* What to produce *
Give the line with "Serialize everything readable" again, along with every line below it to the end of the records, word for word.

* Extracted entries *
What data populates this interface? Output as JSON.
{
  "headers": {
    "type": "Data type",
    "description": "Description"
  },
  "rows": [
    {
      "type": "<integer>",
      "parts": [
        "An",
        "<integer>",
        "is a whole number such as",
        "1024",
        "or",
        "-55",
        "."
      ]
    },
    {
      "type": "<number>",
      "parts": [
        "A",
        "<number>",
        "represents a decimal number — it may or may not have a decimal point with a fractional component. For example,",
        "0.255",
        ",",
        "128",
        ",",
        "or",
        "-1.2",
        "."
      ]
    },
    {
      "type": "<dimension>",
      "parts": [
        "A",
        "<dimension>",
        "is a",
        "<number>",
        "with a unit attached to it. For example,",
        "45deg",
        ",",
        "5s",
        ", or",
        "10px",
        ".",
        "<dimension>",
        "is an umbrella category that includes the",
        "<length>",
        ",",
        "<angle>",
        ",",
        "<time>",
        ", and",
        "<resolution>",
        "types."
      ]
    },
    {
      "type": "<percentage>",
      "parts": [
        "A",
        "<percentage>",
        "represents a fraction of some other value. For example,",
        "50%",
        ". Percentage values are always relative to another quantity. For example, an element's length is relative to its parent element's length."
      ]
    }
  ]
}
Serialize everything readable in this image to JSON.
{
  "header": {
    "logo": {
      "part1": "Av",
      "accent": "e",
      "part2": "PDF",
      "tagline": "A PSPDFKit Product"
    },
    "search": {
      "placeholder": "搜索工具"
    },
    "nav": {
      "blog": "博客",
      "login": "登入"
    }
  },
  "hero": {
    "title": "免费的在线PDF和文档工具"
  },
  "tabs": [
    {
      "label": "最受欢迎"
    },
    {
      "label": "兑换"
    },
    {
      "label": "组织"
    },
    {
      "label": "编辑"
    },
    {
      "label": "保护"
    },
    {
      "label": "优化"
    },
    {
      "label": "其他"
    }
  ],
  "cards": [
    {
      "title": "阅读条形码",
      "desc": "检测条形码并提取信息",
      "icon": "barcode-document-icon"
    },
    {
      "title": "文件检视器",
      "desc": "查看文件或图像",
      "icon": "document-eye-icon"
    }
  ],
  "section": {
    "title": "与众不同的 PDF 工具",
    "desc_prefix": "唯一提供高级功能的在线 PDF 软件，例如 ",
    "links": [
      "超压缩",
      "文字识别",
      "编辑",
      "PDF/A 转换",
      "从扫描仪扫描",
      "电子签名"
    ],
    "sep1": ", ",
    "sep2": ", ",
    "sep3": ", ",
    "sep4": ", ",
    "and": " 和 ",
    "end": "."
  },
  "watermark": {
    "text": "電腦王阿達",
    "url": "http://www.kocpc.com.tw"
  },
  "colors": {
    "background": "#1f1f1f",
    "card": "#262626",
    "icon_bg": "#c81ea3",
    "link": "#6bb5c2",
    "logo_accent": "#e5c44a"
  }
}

* Response *
Serialize everything readable in this image to JSON.
{
  "header": {
    "logo": {
      "part1": "Av",
      "accent": "e",
      "part2": "PDF",
      "tagline": "A PSPDFKit Product"
    },
    "search": {
      "placeholder": "搜索工具"
    },
    "nav": {
      "blog": "博客",
      "login": "登入"
    }
  },
  "hero": {
    "title": "免费的在线PDF和文档工具"
  },
  "tabs": [
    {
      "label": "最受欢迎"
    },
    {
      "label": "兑换"
    },
    {
      "label": "组织"
    },
    {
      "label": "编辑"
    },
    {
      "label": "保护"
    },
    {
      "label": "优化"
    },
    {
      "label": "其他"
    }
  ],
  "cards": [
    {
      "title": "阅读条形码",
      "desc": "检测条形码并提取信息",
      "icon": "barcode-document-icon"
    },
    {
      "title": "文件检视器",
      "desc": "查看文件或图像",
      "icon": "document-eye-icon"
    }
  ],
  "section": {
    "title": "与众不同的 PDF 工具",
    "desc_prefix": "唯一提供高级功能的在线 PDF 软件，例如 ",
    "links": [
      "超压缩",
      "文字识别",
      "编辑",
      "PDF/A 转换",
      "从扫描仪扫描",
      "电子签名"
    ],
    "sep1": ", ",
    "sep2": ", ",
    "sep3": ", ",
    "sep4": ", ",
    "and": " 和 ",
    "end": "."
  },
  "watermark": {
    "text": "電腦王阿達",
    "url": "http://www.kocpc.com.tw"
  },
  "colors": {
    "background": "#1f1f1f",
    "card": "#262626",
    "icon_bg": "#c81ea3",
    "link": "#6bb5c2",
    "logo_accent": "#e5c44a"
  }
}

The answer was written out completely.